Reproduce the listing verbatim.

*** Opening RECORD EXCERPTS ***

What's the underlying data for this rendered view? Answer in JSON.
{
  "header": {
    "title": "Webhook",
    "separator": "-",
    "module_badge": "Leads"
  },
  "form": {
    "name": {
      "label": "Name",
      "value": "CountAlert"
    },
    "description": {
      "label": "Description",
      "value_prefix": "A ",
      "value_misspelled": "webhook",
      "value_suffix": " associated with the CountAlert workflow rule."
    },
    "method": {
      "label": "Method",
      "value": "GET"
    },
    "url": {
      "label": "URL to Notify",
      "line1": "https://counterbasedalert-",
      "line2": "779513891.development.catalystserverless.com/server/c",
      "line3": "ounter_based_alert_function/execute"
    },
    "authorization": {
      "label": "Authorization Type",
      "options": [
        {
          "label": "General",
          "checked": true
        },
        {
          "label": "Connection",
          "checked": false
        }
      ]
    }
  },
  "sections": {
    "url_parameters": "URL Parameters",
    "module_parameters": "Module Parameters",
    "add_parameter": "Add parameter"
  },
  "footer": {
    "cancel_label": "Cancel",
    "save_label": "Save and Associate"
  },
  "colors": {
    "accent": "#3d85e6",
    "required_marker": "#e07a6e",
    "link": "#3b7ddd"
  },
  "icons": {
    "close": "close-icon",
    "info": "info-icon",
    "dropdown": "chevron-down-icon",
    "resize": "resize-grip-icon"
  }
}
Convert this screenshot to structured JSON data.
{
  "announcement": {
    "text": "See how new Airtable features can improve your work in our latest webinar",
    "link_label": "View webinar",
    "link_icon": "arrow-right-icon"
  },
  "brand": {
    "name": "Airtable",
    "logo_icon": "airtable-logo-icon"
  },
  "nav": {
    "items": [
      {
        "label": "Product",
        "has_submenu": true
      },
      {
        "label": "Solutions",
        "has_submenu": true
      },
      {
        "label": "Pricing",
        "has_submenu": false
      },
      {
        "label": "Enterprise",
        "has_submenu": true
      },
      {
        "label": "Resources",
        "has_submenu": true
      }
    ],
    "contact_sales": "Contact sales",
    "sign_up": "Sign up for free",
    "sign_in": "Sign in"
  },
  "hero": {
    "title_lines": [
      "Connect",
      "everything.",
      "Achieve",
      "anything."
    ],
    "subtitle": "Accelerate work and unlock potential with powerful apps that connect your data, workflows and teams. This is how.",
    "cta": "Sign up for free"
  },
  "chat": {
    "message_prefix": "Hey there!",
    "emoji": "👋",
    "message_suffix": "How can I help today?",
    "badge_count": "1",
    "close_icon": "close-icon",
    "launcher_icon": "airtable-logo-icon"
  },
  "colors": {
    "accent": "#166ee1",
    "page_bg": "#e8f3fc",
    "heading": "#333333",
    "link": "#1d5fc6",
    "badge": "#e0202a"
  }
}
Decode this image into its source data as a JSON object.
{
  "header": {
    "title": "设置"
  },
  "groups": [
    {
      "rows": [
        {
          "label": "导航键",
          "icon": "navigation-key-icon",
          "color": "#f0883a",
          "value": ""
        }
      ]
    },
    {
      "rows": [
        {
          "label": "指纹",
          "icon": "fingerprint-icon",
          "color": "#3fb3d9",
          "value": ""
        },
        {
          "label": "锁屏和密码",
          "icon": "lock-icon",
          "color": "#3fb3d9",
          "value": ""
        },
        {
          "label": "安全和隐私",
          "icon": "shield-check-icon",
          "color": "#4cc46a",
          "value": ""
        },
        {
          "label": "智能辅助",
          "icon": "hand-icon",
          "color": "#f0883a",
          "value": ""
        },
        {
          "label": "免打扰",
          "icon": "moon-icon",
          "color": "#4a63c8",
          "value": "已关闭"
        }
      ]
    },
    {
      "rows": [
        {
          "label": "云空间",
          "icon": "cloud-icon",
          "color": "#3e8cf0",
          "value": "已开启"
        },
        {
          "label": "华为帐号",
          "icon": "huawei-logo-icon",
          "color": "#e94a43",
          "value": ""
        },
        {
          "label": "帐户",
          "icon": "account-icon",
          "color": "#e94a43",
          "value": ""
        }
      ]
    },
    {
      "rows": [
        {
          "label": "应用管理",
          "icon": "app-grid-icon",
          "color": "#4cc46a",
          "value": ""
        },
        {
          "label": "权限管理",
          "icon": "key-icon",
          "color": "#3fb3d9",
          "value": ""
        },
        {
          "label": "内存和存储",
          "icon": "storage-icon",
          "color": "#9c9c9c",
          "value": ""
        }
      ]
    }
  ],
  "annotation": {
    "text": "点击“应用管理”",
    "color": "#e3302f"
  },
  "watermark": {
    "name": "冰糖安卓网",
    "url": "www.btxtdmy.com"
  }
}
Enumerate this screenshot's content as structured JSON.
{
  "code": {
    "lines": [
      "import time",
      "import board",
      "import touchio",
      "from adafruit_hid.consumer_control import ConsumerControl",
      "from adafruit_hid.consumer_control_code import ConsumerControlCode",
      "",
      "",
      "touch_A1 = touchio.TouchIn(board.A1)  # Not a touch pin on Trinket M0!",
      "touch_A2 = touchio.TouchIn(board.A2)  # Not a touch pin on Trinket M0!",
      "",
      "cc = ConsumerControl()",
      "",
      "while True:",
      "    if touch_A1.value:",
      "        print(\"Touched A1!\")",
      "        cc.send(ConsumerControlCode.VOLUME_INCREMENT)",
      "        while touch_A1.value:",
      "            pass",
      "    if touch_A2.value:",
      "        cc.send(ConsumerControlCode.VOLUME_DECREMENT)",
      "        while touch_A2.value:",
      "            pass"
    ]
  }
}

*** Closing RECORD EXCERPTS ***

### WRITTEN SOLUTION
What's the underlying data for this rendered view? Answer in JSON.
{
  "header": {
    "title": "Webhook",
    "separator": "-",
    "module_badge": "Leads"
  },
  "form": {
    "name": {
      "label": "Name",
      "value": "CountAlert"
    },
    "description": {
      "label": "Description",
      "value_prefix": "A ",
      "value_misspelled": "webhook",
      "value_suffix": " associated with the CountAlert workflow rule."
    },
    "method": {
      "label": "Method",
      "value": "GET"
    },
    "url": {
      "label": "URL to Notify",
      "line1": "https://counterbasedalert-",
      "line2": "779513891.development.catalystserverless.com/server/c",
      "line3": "ounter_based_alert_function/execute"
    },
    "authorization": {
      "label": "Authorization Type",
      "options": [
        {
          "label": "General",
          "checked": true
        },
        {
          "label": "Connection",
          "checked": false
        }
      ]
    }
  },
  "sections": {
    "url_parameters": "URL Parameters",
    "module_parameters": "Module Parameters",
    "add_parameter": "Add parameter"
  },
  "footer": {
    "cancel_label": "Cancel",
    "save_label": "Save and Associate"
  },
  "colors": {
    "accent": "#3d85e6",
    "required_marker": "#e07a6e",
    "link": "#3b7ddd"
  },
  "icons": {
    "close": "close-icon",
    "info": "info-icon",
    "dropdown": "chevron-down-icon",
    "resize": "resize-grip-icon"
  }
}
Convert this screenshot to structured JSON data.
{
  "announcement": {
    "text": "See how new Airtable features can improve your work in our latest webinar",
    "link_label": "View webinar",
    "link_icon": "arrow-right-icon"
  },
  "brand": {
    "name": "Airtable",
    "logo_icon": "airtable-logo-icon"
  },
  "nav": {
    "items": [
      {
        "label": "Product",
        "has_submenu": true
      },
      {
        "label": "Solutions",
        "has_submenu": true
      },
      {
        "label": "Pricing",
        "has_submenu": false
      },
      {
        "label": "Enterprise",
        "has_submenu": true
      },
      {
        "label": "Resources",
        "has_submenu": true
      }
    ],
    "contact_sales": "Contact sales",
    "sign_up": "Sign up for free",
    "sign_in": "Sign in"
  },
  "hero": {
    "title_lines": [
      "Connect",
      "everything.",
      "Achieve",
      "anything."
    ],
    "subtitle": "Accelerate work and unlock potential with powerful apps that connect your data, workflows and teams. This is how.",
    "cta": "Sign up for free"
  },
  "chat": {
    "message_prefix": "Hey there!",
    "emoji": "👋",
    "message_suffix": "How can I help today?",
    "badge_count": "1",
    "close_icon": "close-icon",
    "launcher_icon": "airtable-logo-icon"
  },
  "colors": {
    "accent": "#166ee1",
    "page_bg": "#e8f3fc",
    "heading": "#333333",
    "link": "#1d5fc6",
    "badge": "#e0202a"
  }
}
Decode this image into its source data as a JSON object.
{
  "header": {
    "title": "设置"
  },
  "groups": [
    {
      "rows": [
        {
          "label": "导航键",
          "icon": "navigation-key-icon",
          "color": "#f0883a",
          "value": ""
        }
      ]
    },
    {
      "rows": [
        {
          "label": "指纹",
          "icon": "fingerprint-icon",
          "color": "#3fb3d9",
          "value": ""
        },
        {
          "label": "锁屏和密码",
          "icon": "lock-icon",
          "color": "#3fb3d9",
          "value": ""
        },
        {
          "label": "安全和隐私",
          "icon": "shield-check-icon",
          "color": "#4cc46a",
          "value": ""
        },
        {
          "label": "智能辅助",
          "icon": "hand-icon",
          "color": "#f0883a",
          "value": ""
        },
        {
          "label": "免打扰",
          "icon": "moon-icon",
          "color": "#4a63c8",
          "value": "已关闭"
        }
      ]
    },
    {
      "rows": [
        {
          "label": "云空间",
          "icon": "cloud-icon",
          "color": "#3e8cf0",
          "value": "已开启"
        },
        {
          "label": "华为帐号",
          "icon": "huawei-logo-icon",
          "color": "#e94a43",
          "value": ""
        },
        {
          "label": "帐户",
          "icon": "account-icon",
          "color": "#e94a43",
          "value": ""
        }
      ]
    },
    {
      "rows": [
        {
          "label": "应用管理",
          "icon": "app-grid-icon",
          "color": "#4cc46a",
          "value": ""
        },
        {
          "label": "权限管理",
          "icon": "key-icon",
          "color": "#3fb3d9",
          "value": ""
        },
        {
          "label": "内存和存储",
          "icon": "storage-icon",
          "color": "#9c9c9c",
          "value": ""
        }
      ]
    }
  ],
  "annotation": {
    "text": "点击“应用管理”",
    "color": "#e3302f"
  },
  "watermark": {
    "name": "冰糖安卓网",
    "url": "www.btxtdmy.com"
  }
}
Enumerate this screenshot's content as structured JSON.
{
  "code": {
    "lines": [
      "import time",
      "import board",
      "import touchio",
      "from adafruit_hid.consumer_control import ConsumerControl",
      "from adafruit_hid.consumer_control_code import ConsumerControlCode",
      "",
      "",
      "touch_A1 = touchio.TouchIn(board.A1)  # Not a touch pin on Trinket M0!",
      "touch_A2 = touchio.TouchIn(board.A2)  # Not a touch pin on Trinket M0!",
      "",
      "cc = ConsumerControl()",
      "",
      "while True:",
      "    if touch_A1.value:",
      "        print(\"Touched A1!\")",
      "        cc.send(ConsumerControlCode.VOLUME_INCREMENT)",
      "        while touch_A1.value:",
      "            pass",
      "    if touch_A2.value:",
      "        cc.send(ConsumerControlCode.VOLUME_DECREMENT)",
      "        while touch_A2.value:",
      "            pass"
    ]
  }
}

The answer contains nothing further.